Airmen from the 302nd Airlift Wing in Colorado Springs are ready to be called to battle against wildfires raging in the Pacific Northwest as troops from U.S. Northern Command at Peterson Air Force Base coordinate military efforts to fight the blazes.
Lt. Col. Luke Thompson with the 302nd said airmen are ready to go on 48 hours notice to take the wings firefighting planes to the Northwest. The high-level of alert comes as federal firefighting agencies call for Defense Department help to contain fires, including those that have blackened 900,000 acres in Oregon and Washington.
"We are not activated, we are ready to go," Thompson said.
The Peterson wing flies two of the eight military C-130 transport planes nationwide equipped to drop retardant to slow the advance of wildfires. The 302nd's planes played a key role in battling the 2012 Waldo Canyon and 2013 Black Forest fires that hit the Pikes Peak region.
Federal fire authorities have called up a pair of four-engined C-130s from the Wyoming National Guard and could need more help from the air soon, said Steve Gage, the assistant operations director with the National Interagency Fire Center in Boise, Idaho.
The big fires have tapped out civilian aerial firefighting resources, and even bringing in aircraft from Alaska and Canada didn't meet the need, he said.
"We like to think of our Department of Defense partners as the surge capacity," Gage said.
Calling for military help means calling Northern Command in Colorado Springs, which coordinates Defense Department assistance to civilian authorities on top of its duty to defend the continent from attack.

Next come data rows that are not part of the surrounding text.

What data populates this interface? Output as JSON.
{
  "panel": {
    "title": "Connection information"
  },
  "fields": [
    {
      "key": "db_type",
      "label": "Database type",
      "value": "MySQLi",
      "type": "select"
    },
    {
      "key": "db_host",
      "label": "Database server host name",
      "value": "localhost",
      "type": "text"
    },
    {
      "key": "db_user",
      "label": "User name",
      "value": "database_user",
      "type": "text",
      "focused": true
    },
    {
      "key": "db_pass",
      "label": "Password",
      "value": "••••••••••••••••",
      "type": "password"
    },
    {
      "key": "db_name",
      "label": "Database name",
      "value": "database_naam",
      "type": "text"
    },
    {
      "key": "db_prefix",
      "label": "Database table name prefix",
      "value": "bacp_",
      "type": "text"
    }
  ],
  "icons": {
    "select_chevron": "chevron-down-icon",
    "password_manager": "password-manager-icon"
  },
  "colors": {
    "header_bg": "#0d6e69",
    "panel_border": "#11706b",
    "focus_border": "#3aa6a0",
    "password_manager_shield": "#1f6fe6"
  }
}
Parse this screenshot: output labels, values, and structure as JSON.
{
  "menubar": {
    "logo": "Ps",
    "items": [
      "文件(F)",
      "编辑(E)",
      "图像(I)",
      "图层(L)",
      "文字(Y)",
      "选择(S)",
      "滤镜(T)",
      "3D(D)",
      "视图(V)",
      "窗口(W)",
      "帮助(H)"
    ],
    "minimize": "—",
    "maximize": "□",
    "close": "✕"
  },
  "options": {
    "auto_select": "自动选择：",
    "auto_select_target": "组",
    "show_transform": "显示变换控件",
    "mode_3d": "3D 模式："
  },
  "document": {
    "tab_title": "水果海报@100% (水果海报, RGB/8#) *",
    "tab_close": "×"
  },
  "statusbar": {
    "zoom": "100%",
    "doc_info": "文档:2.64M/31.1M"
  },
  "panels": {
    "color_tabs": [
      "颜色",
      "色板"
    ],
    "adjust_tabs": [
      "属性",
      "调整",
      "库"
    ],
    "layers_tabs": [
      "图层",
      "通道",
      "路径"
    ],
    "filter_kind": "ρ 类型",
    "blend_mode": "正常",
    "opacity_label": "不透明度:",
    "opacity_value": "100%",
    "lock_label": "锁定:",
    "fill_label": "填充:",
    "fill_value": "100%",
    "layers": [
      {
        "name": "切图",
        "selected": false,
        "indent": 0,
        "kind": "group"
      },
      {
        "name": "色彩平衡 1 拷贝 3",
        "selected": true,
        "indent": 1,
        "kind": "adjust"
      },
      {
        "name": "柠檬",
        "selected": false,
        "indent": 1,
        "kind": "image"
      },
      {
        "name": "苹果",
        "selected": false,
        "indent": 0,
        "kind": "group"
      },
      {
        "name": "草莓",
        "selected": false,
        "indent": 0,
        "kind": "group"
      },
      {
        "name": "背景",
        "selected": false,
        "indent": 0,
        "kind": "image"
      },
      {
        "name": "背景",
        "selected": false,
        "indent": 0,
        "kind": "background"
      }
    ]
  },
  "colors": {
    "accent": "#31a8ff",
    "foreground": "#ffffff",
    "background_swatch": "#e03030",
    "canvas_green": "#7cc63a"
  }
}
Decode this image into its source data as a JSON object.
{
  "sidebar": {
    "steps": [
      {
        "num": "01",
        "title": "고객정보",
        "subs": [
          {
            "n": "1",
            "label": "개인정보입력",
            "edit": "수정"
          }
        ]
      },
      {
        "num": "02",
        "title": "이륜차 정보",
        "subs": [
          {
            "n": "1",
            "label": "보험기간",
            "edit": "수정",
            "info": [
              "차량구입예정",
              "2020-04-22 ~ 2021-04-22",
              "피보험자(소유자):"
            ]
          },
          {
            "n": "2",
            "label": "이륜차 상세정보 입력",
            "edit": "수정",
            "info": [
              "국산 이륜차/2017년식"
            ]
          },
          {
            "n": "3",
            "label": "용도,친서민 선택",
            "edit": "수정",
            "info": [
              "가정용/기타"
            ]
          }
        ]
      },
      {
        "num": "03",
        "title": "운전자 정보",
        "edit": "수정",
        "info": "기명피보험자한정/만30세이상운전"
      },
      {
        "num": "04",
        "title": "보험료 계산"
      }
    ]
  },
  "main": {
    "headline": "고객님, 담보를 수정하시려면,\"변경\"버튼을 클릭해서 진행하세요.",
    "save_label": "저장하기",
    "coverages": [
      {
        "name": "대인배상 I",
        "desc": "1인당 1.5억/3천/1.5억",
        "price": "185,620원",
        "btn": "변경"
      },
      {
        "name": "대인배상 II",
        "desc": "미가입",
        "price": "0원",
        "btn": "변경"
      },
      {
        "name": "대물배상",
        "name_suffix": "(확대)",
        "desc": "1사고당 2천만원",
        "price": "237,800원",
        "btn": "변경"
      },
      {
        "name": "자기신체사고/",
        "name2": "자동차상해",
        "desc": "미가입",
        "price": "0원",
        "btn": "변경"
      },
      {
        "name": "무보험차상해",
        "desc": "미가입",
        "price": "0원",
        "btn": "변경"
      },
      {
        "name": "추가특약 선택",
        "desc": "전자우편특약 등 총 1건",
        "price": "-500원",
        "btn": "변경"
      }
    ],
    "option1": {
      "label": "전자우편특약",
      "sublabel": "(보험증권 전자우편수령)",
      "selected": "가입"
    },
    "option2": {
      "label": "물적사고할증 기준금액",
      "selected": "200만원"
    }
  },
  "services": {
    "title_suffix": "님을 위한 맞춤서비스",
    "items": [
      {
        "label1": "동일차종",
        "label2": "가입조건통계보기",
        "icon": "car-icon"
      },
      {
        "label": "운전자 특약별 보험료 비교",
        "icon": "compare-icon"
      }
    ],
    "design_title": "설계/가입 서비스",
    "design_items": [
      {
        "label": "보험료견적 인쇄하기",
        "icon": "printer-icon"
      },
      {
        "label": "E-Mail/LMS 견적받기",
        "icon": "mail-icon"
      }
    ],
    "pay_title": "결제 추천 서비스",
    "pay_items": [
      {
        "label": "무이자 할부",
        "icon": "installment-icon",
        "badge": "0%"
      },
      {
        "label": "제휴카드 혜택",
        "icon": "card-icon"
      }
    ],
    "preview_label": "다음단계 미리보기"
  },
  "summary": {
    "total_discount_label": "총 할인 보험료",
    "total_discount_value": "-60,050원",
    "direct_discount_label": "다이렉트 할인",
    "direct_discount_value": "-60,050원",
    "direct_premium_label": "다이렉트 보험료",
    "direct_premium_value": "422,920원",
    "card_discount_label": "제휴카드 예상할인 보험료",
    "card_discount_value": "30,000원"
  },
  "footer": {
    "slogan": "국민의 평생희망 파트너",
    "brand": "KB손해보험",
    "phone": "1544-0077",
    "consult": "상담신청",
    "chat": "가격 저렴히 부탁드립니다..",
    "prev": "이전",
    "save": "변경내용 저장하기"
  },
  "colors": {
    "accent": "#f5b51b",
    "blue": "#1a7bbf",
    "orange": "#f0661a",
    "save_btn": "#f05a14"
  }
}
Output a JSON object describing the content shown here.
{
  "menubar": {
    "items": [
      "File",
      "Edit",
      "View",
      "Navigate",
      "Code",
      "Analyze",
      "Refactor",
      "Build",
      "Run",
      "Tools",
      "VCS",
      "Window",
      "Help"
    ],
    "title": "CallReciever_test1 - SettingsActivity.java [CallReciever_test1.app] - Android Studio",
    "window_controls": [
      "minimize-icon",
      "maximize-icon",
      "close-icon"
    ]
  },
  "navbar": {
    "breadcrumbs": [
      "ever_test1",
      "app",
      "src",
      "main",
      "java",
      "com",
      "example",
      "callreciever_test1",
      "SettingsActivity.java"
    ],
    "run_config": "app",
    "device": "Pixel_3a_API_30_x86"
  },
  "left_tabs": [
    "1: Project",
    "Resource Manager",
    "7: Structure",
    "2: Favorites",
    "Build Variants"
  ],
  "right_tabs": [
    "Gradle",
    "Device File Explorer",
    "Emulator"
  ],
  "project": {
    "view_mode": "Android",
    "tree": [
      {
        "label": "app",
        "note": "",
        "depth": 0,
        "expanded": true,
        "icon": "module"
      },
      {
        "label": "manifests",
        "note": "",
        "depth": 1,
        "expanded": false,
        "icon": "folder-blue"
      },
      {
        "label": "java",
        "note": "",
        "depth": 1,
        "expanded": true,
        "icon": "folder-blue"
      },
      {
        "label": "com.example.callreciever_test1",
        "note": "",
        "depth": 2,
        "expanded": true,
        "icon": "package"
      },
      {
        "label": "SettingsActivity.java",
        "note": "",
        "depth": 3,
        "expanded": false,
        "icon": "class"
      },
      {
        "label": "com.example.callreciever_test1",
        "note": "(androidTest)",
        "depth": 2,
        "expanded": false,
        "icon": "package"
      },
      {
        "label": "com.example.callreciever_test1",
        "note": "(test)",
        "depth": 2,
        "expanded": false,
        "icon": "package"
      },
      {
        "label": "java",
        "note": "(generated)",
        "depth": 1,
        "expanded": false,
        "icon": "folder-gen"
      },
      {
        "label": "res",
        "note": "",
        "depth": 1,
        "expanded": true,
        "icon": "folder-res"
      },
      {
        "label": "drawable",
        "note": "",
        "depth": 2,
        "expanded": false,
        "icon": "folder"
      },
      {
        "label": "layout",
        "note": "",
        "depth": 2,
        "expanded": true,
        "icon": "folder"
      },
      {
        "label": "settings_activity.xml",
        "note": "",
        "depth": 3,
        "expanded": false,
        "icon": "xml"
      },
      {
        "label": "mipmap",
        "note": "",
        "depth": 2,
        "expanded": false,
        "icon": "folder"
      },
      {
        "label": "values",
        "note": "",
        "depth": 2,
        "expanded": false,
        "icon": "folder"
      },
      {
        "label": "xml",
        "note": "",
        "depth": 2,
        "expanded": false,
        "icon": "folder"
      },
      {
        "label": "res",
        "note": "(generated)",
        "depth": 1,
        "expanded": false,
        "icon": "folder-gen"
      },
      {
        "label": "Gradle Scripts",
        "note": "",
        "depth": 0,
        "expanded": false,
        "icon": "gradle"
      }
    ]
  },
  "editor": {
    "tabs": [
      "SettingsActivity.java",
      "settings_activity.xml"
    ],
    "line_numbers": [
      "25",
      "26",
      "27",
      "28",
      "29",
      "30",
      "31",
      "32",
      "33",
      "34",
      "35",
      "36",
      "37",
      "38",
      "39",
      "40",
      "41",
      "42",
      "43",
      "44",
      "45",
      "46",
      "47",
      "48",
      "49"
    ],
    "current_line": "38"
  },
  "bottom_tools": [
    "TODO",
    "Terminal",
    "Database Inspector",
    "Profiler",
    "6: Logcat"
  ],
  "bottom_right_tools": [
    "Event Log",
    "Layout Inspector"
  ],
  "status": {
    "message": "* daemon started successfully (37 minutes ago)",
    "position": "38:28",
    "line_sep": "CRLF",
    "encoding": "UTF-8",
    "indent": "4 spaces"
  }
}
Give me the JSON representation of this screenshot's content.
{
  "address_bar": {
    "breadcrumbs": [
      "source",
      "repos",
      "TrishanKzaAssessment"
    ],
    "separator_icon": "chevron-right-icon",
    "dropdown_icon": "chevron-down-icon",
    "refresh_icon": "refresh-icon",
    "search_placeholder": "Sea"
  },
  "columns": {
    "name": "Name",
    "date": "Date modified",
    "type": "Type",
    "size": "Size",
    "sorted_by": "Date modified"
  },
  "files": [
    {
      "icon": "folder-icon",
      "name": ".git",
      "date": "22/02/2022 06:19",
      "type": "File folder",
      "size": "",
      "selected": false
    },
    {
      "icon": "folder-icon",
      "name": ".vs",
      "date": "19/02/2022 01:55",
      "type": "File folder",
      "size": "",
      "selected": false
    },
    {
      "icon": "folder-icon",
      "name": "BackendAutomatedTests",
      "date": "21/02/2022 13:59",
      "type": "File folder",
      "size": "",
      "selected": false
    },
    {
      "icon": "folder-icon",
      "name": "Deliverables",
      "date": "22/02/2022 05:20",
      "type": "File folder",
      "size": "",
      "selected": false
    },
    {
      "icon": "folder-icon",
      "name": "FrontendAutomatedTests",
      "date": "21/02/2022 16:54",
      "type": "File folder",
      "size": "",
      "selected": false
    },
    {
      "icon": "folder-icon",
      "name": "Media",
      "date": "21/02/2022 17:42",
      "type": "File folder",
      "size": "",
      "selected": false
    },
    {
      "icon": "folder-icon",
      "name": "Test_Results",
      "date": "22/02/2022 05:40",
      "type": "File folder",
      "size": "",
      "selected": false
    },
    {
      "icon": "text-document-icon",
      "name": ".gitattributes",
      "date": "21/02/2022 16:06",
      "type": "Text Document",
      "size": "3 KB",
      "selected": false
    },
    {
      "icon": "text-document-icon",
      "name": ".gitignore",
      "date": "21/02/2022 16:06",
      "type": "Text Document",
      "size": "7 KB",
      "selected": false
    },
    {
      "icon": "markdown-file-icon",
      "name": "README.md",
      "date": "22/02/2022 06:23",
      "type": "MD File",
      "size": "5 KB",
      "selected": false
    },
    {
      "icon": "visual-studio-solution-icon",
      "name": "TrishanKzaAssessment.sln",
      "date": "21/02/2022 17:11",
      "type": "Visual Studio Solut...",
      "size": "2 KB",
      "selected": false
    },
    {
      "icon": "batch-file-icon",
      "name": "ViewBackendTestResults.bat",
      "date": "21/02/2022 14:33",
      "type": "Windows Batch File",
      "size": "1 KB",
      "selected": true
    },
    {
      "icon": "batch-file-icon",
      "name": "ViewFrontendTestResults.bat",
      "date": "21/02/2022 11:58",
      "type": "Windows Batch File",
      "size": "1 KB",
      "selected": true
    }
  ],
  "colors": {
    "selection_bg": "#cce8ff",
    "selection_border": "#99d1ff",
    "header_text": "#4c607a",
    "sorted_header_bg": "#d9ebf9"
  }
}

"Northern Command and the Department of Defense stand ready to assist our interagency partners," said Navy Cmdr. John Kurtz, who was helping oversee fire efforts from the command's operations center deep underneath a Peterson Air Force Base building.
Northern Command has focused on battling western wildfires this year after two years of battling flames within miles of its headquarters. That focus included a series of planning meetings ahead of the fire season and a series of training exercises for units that could be called.
While planes from Colorado Springs aren't in the fight yet, Air Force aerial firefighters have played a big role in the last day.
Over 24 hours, the planes made 16 air drops against fires in eastern Oregon and Southern Idaho, putting nearly 40,000 gallons of fire retardant on target.
Colorado has had a relatively calm wildfire season to date, but flames have raged this week at the state's northwestern tip where the Moffat County Alkali fire has consumed 20,000 acres.